LIVE: Black Lips
Audio, 19th February 2009
For one night, and one night only, Brighton’s Audio is transformed into a 1950s school dance, filled with ‘drapes’. Bad kids, leather clad, jeans clad, excited and sweaty. It’s chaos; both band and audience are kicking up a ruckus. Beer is spilled on either side of the fence; various sorts of liquid delights are being spewed all over the place. No doubt, Atlanta’s Black Lips have rolled into town. The badass quartet has been rocking the scene since 2000, having since released four albums on always hip labels. The band is most definitely on it. With a huge following and a much-deserved respect from any half serious music fan, their sound is greatly appreciated. And that much at least is easily understood by the way in which the crowd react to their presence onstage.
After a not so impressive, but still quite “nice” support act, Black Lips waltz into a room buzzing with adolescent excitement. The stench of sexual frustration and beer hangs heavy in the air and everyone holds their breath as the band begin to tweak and fiddle with their instruments. Suddenly, the noise is out, and the drinks are spilt. A gentle shower of Foster’s douses everyone in an extra layer of dew as the band start to kick out the jams.

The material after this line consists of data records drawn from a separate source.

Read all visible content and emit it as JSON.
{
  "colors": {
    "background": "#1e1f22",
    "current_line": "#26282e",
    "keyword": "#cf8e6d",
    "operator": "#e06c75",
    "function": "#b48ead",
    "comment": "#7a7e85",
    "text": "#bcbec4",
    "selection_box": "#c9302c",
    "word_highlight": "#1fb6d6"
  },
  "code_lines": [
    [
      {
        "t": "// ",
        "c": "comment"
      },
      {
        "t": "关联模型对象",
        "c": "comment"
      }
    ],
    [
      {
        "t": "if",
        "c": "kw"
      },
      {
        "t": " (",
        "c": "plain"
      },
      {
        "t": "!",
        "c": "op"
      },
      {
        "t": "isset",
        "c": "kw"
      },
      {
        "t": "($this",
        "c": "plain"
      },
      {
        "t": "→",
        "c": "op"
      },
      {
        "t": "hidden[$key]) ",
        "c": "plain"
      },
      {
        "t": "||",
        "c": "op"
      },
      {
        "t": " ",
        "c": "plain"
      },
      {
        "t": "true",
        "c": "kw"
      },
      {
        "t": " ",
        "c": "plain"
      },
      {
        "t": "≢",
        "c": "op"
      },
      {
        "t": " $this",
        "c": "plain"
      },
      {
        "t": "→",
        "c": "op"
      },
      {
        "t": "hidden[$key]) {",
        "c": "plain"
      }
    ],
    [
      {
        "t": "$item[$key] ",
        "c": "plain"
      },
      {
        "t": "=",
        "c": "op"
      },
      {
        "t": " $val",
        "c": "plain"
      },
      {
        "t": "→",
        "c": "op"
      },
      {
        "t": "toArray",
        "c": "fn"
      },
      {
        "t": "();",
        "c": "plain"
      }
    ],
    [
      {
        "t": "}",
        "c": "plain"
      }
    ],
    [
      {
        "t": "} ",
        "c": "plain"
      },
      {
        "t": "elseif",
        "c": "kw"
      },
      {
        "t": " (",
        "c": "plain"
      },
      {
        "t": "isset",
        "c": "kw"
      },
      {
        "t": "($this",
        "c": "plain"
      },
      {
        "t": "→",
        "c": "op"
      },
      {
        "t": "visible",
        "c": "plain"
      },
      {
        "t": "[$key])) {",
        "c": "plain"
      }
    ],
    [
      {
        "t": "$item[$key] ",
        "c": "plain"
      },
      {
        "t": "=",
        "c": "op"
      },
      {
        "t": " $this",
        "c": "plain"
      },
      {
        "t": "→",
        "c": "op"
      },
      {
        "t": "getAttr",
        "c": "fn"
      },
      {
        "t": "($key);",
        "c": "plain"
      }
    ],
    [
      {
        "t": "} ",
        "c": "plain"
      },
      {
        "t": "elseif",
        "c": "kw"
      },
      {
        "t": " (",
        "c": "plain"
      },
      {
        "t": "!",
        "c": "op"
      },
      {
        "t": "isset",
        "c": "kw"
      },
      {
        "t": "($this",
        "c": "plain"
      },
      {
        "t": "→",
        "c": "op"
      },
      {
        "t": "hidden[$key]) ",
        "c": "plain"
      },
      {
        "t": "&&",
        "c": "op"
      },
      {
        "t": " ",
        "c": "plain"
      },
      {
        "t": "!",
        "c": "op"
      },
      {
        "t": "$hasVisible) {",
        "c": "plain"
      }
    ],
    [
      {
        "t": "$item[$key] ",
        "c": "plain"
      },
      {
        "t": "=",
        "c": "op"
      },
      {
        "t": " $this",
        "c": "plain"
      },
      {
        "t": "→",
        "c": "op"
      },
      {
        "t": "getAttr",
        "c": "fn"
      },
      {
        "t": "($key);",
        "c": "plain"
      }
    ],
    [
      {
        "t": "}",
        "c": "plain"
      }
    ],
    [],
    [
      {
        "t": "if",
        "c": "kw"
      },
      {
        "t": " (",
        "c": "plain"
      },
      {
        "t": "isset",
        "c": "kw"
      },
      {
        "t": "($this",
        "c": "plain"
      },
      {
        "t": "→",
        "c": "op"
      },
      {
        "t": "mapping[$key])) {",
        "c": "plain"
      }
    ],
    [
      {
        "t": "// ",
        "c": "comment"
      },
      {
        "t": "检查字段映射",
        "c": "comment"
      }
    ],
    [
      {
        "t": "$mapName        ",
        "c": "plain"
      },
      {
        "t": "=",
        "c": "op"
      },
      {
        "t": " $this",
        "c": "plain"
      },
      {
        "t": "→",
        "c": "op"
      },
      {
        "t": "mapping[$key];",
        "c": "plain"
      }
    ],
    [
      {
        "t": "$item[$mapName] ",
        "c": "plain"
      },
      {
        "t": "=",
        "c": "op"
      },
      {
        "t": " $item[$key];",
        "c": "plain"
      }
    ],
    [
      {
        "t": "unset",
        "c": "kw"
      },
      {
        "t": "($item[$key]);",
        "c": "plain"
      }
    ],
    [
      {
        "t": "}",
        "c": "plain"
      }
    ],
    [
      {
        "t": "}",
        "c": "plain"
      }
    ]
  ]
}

The set is a real pleasure: a selection of golden oldies from the first three albums, which get bodies flinging, flying through the air. New single to be released, ‘Short Fuse’, off forthcoming album ‘200 Million Thousand’, has the obvious effect of new material, although a fair few fans mutter along to some of the lyrics. ‘Starting Over’, another newbie, is played, and the audience like it. A lot. It has a charm, a teen charm, which could perhaps explain its taking over the young bods in the crowd. However, it is clearly tracks off their most celebrated album yet, ‘Good, Bad, Not Evil’, that send the crowd into an insane mosh of folie and ecstasy. A slower rendition of ‘O Katrina’ is greatly appreciated, and when the first chords of ‘Bad Kids’ come into play, a solid wave of emotion takes hold of the room.
Maybe it’s their “give a fuck?” attitude, maybe their good looks, or maybe it’s just that what they do, they do bloody well. Whatever it is, it’s in us, and it don’t have no name.
Words by Lucy Tesco
Photography by Carl Thomson